January 20th, 2019, 08:00 p.m. local time
Cold. It was really, really cold.
It was near zero (Fahrenheit). Fortunately there wasn’t much wind.
And there happened to be a total lunar eclipse here in North America yesterday. The weather has been terrible for a long time, the reason why I have not posted for so long, but remarkably we had a window where the sky was totally clear, at the price of sub-frigid temperatures. Of this I was glad, for I can wear as many layers of clothing as I like, but I can’t do much to poke a hole through the clouds.
I learned some lessons from last year’s partial lunar eclipse. Chief among those was that the telescope in these temperatures is more hassle than it’s worth when it comes to the Moon. My digital camera on tripod was more than sufficient for these conditions, at a slight loss of detail in the final images. I used my longest stock lens.
Like last year’s partial, the Moon began to form an “unnatural” crescent, and yet unlike last year’s there then formed a reddish hue as it reached totality.
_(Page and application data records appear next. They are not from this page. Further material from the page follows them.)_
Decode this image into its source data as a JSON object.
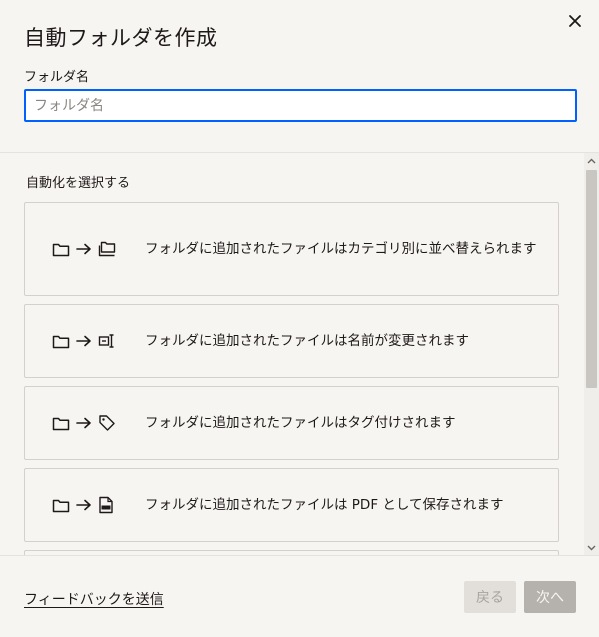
{
  "dialog": {
    "title": "自動フォルダを作成",
    "close_icon": "close-icon"
  },
  "folder_name": {
    "label": "フォルダ名",
    "placeholder": "フォルダ名",
    "value": ""
  },
  "automation": {
    "section_label": "自動化を選択する",
    "options": [
      {
        "icon_from": "folder-icon",
        "icon_to": "folders-icon",
        "text": "フォルダに追加されたファイルはカテゴリ別に並べ替えられます"
      },
      {
        "icon_from": "folder-icon",
        "icon_to": "rename-icon",
        "text": "フォルダに追加されたファイルは名前が変更されます"
      },
      {
        "icon_from": "folder-icon",
        "icon_to": "tag-icon",
        "text": "フォルダに追加されたファイルはタグ付けされます"
      },
      {
        "icon_from": "folder-icon",
        "icon_to": "pdf-icon",
        "text": "フォルダに追加されたファイルは PDF として保存されます"
      }
    ]
  },
  "footer": {
    "feedback_link": "フィードバックを送信",
    "back_button": "戻る",
    "next_button": "次へ"
  }
}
The Moon was never fully unlit from where I was, as there was always a sliver of bright sunlight as the very edge.
From the first set of pictures I took of the Full Moon around 7:30 p.m. Central Time:
After 8:50 pm. the shadow formed:
After totality, the shadow rescinded from the West (looking above):
All in all, a great experience, I just wish it had been a little warmer.
Even though I have not posted here the past few months, I have been looking towards the sky as much as I could, either via naked eye observation or with my binoculars. I look forward to the warmer months ahead; Jupiter’s return to the evening sky is a mere few months away! Also, I STILL have to get to post-processing my Mars opposition photos. Hopefully before Spring!